>>>>

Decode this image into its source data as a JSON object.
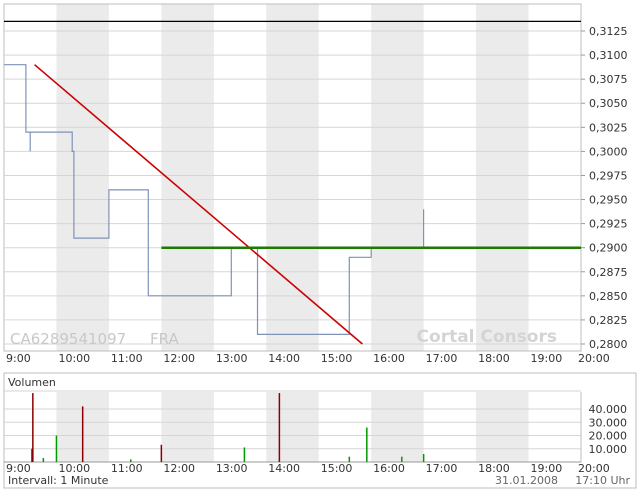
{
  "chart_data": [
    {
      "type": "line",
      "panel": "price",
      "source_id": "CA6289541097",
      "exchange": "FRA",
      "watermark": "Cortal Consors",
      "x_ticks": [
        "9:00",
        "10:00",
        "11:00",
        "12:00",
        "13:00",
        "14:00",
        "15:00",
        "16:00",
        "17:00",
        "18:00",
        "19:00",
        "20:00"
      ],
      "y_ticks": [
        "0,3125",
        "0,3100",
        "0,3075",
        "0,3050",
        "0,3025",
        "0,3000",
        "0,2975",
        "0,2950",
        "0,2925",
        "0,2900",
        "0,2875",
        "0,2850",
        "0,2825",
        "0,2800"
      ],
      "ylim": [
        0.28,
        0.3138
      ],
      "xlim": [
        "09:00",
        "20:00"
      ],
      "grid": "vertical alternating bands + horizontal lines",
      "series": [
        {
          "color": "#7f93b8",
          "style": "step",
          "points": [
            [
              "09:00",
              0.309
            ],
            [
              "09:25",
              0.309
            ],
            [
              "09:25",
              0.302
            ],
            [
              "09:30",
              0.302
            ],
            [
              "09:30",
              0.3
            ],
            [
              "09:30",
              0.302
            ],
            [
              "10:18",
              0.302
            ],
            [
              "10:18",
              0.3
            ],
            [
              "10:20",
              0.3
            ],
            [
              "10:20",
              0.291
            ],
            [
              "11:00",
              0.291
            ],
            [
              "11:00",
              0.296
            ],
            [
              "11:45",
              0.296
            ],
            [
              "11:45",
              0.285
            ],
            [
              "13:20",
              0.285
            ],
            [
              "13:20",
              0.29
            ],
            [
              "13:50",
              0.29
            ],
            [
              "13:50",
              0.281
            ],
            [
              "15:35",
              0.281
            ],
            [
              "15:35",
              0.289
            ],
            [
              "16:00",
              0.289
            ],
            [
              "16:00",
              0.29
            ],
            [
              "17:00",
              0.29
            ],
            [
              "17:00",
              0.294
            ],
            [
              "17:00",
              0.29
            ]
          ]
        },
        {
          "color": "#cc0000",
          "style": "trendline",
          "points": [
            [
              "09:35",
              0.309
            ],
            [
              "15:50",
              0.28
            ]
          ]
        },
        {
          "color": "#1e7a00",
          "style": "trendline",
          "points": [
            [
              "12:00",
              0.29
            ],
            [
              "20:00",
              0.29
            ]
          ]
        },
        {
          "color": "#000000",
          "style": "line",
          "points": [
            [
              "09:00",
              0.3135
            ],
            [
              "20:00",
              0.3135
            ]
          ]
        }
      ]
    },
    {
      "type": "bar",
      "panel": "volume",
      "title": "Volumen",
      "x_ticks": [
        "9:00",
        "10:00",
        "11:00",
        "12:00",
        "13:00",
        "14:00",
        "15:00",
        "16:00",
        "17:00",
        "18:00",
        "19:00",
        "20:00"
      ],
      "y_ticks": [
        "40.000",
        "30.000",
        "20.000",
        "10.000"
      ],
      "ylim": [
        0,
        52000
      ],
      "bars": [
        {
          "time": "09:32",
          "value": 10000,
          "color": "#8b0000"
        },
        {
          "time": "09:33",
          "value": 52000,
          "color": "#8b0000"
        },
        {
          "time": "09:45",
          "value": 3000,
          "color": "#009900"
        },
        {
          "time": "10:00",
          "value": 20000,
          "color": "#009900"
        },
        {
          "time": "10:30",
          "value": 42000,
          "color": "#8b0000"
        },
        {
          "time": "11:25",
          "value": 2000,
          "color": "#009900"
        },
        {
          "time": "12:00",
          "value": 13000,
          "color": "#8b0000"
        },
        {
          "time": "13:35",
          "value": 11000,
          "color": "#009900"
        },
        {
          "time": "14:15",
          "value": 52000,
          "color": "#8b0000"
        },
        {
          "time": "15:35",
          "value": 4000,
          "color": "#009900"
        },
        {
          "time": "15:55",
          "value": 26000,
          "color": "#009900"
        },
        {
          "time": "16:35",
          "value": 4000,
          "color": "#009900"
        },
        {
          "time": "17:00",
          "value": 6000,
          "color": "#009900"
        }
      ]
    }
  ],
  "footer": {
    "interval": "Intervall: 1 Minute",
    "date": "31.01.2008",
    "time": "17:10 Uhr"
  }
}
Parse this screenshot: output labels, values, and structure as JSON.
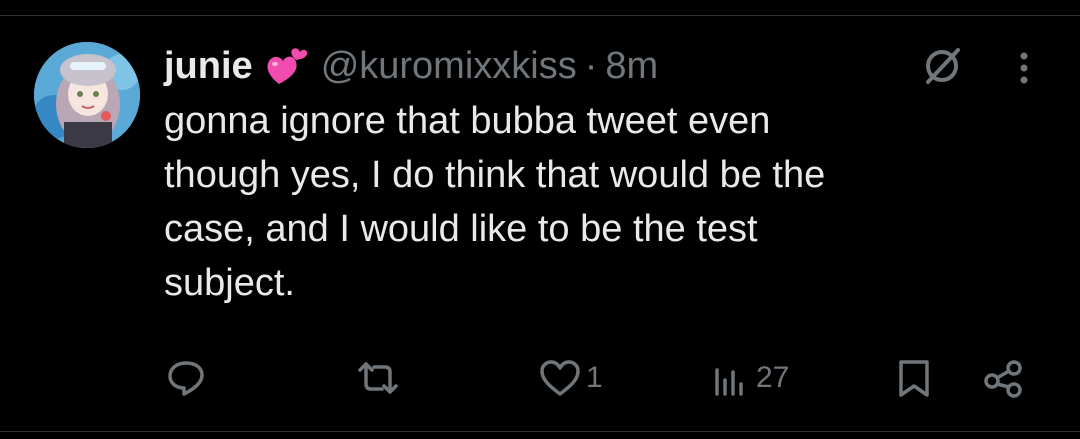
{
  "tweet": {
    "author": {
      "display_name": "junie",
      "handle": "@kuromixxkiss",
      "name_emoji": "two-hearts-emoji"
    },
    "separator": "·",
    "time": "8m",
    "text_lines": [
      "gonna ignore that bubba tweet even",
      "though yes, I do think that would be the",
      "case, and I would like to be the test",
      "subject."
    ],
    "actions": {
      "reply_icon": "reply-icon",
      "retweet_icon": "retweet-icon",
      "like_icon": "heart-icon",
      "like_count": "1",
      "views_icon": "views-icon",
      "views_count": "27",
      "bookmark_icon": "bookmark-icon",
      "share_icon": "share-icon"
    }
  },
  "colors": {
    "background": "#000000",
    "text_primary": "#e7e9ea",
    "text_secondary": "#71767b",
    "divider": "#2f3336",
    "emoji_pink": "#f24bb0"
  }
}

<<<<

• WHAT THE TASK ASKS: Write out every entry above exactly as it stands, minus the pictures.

• SOLUTION TO THIS EXERCISE:
Decode this image into its source data as a JSON object.
{
  "chart_data": [
    {
      "type": "line",
      "panel": "price",
      "source_id": "CA6289541097",
      "exchange": "FRA",
      "watermark": "Cortal Consors",
      "x_ticks": [
        "9:00",
        "10:00",
        "11:00",
        "12:00",
        "13:00",
        "14:00",
        "15:00",
        "16:00",
        "17:00",
        "18:00",
        "19:00",
        "20:00"
      ],
      "y_ticks": [
        "0,3125",
        "0,3100",
        "0,3075",
        "0,3050",
        "0,3025",
        "0,3000",
        "0,2975",
        "0,2950",
        "0,2925",
        "0,2900",
        "0,2875",
        "0,2850",
        "0,2825",
        "0,2800"
      ],
      "ylim": [
        0.28,
        0.3138
      ],
      "xlim": [
        "09:00",
        "20:00"
      ],
      "grid": "vertical alternating bands + horizontal lines",
      "series": [
        {
          "color": "#7f93b8",
          "style": "step",
          "points": [
            [
              "09:00",
              0.309
            ],
            [
              "09:25",
              0.309
            ],
            [
              "09:25",
              0.302
            ],
            [
              "09:30",
              0.302
            ],
            [
              "09:30",
              0.3
            ],
            [
              "09:30",
              0.302
            ],
            [
              "10:18",
              0.302
            ],
            [
              "10:18",
              0.3
            ],
            [
              "10:20",
              0.3
            ],
            [
              "10:20",
              0.291
            ],
            [
              "11:00",
              0.291
            ],
            [
              "11:00",
              0.296
            ],
            [
              "11:45",
              0.296
            ],
            [
              "11:45",
              0.285
            ],
            [
              "13:20",
              0.285
            ],
            [
              "13:20",
              0.29
            ],
            [
              "13:50",
              0.29
            ],
            [
              "13:50",
              0.281
            ],
            [
              "15:35",
              0.281
            ],
            [
              "15:35",
              0.289
            ],
            [
              "16:00",
              0.289
            ],
            [
              "16:00",
              0.29
            ],
            [
              "17:00",
              0.29
            ],
            [
              "17:00",
              0.294
            ],
            [
              "17:00",
              0.29
            ]
          ]
        },
        {
          "color": "#cc0000",
          "style": "trendline",
          "points": [
            [
              "09:35",
              0.309
            ],
            [
              "15:50",
              0.28
            ]
          ]
        },
        {
          "color": "#1e7a00",
          "style": "trendline",
          "points": [
            [
              "12:00",
              0.29
            ],
            [
              "20:00",
              0.29
            ]
          ]
        },
        {
          "color": "#000000",
          "style": "line",
          "points": [
            [
              "09:00",
              0.3135
            ],
            [
              "20:00",
              0.3135
            ]
          ]
        }
      ]
    },
    {
      "type": "bar",
      "panel": "volume",
      "title": "Volumen",
      "x_ticks": [
        "9:00",
        "10:00",
        "11:00",
        "12:00",
        "13:00",
        "14:00",
        "15:00",
        "16:00",
        "17:00",
        "18:00",
        "19:00",
        "20:00"
      ],
      "y_ticks": [
        "40.000",
        "30.000",
        "20.000",
        "10.000"
      ],
      "ylim": [
        0,
        52000
      ],
      "bars": [
        {
          "time": "09:32",
          "value": 10000,
          "color": "#8b0000"
        },
        {
          "time": "09:33",
          "value": 52000,
          "color": "#8b0000"
        },
        {
          "time": "09:45",
          "value": 3000,
          "color": "#009900"
        },
        {
          "time": "10:00",
          "value": 20000,
          "color": "#009900"
        },
        {
          "time": "10:30",
          "value": 42000,
          "color": "#8b0000"
        },
        {
          "time": "11:25",
          "value": 2000,
          "color": "#009900"
        },
        {
          "time": "12:00",
          "value": 13000,
          "color": "#8b0000"
        },
        {
          "time": "13:35",
          "value": 11000,
          "color": "#009900"
        },
        {
          "time": "14:15",
          "value": 52000,
          "color": "#8b0000"
        },
        {
          "time": "15:35",
          "value": 4000,
          "color": "#009900"
        },
        {
          "time": "15:55",
          "value": 26000,
          "color": "#009900"
        },
        {
          "time": "16:35",
          "value": 4000,
          "color": "#009900"
        },
        {
          "time": "17:00",
          "value": 6000,
          "color": "#009900"
        }
      ]
    }
  ],
  "footer": {
    "interval": "Intervall: 1 Minute",
    "date": "31.01.2008",
    "time": "17:10 Uhr"
  }
}
Parse this screenshot: output labels, values, and structure as JSON.
{
  "tweet": {
    "author": {
      "display_name": "junie",
      "handle": "@kuromixxkiss",
      "name_emoji": "two-hearts-emoji"
    },
    "separator": "·",
    "time": "8m",
    "text_lines": [
      "gonna ignore that bubba tweet even",
      "though yes, I do think that would be the",
      "case, and I would like to be the test",
      "subject."
    ],
    "actions": {
      "reply_icon": "reply-icon",
      "retweet_icon": "retweet-icon",
      "like_icon": "heart-icon",
      "like_count": "1",
      "views_icon": "views-icon",
      "views_count": "27",
      "bookmark_icon": "bookmark-icon",
      "share_icon": "share-icon"
    }
  },
  "colors": {
    "background": "#000000",
    "text_primary": "#e7e9ea",
    "text_secondary": "#71767b",
    "divider": "#2f3336",
    "emoji_pink": "#f24bb0"
  }
}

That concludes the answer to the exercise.